The only thing that differs is my way of telling it. Upon my arrival to the rooms I was greeted warmly and offered all inclusion and more than enough opportunity to grow but I was still in the mind state of doing things my way. That would prove to be the biggest mistake I could make while attempting a selfless program. I was able to abstain from drug use simply by attending meetings and living in a halfway house, I still indulged in careless spending of money, emotional manipulation of friends and partners, I had no progression in my career and I wasn’t taking care of my mental health. It eventually took me back out after eight months.
After refunding my misery for the next year I eventually came to a crossroad with myself that involved the law, my sanity and my relationship with my family. Everyone was sick of me including myself. I knew that through the connections I had made previously in the program I had a shot to get connected to the program again. So I reached out to a mentor of mine in the same state as he had met me previously, emotionally bankrupt, suicidal and hopeless. Conventional treatment hadn’t worked in the past and as a last resort my mentor suggested Recovery Unplugged. The willingness I had and effort I made to just get off the plane and into their hands is what I credit my life to today. A combined effort of professionals, strong members of the fellowship and my last bit of willingness, honesty and open mindedness taught me that there was a new way of life. I have a career now. I’m going back to school to become a sailor. I have a family again.
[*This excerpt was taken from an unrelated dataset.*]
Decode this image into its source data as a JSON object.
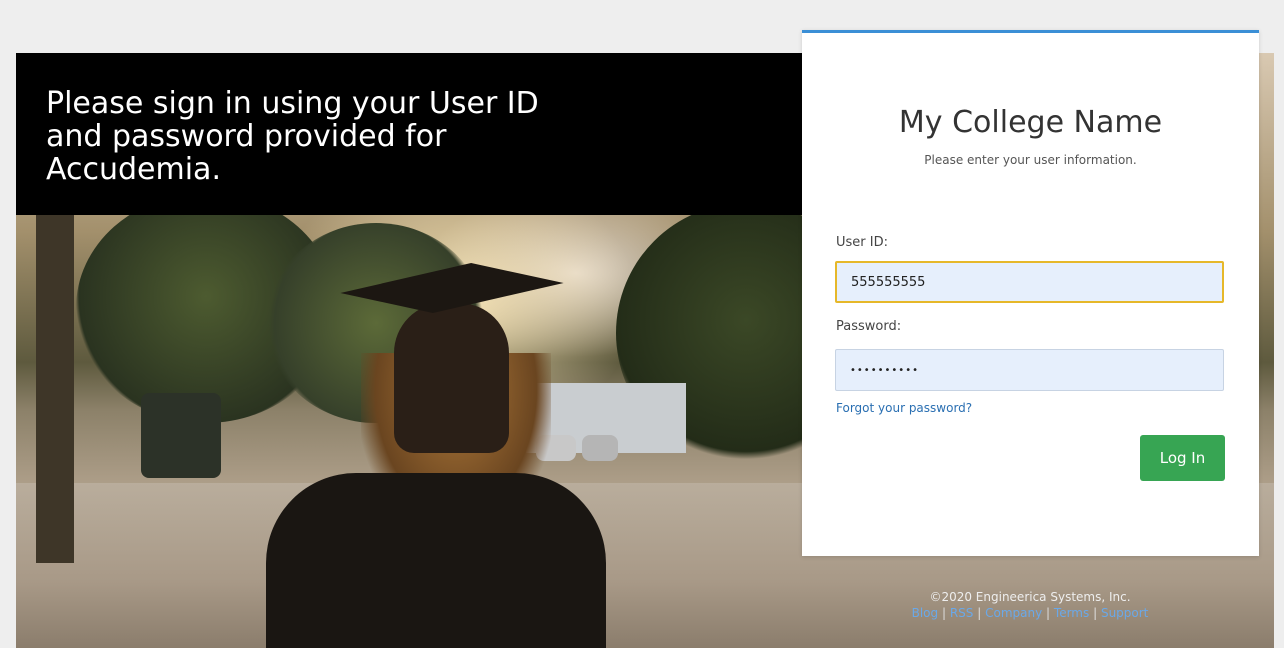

I have friends and possessions and interests again. I’ll have a year clean on Jan. 18th 2019. There is life after drugs. The lie is dead, We Do Recover.”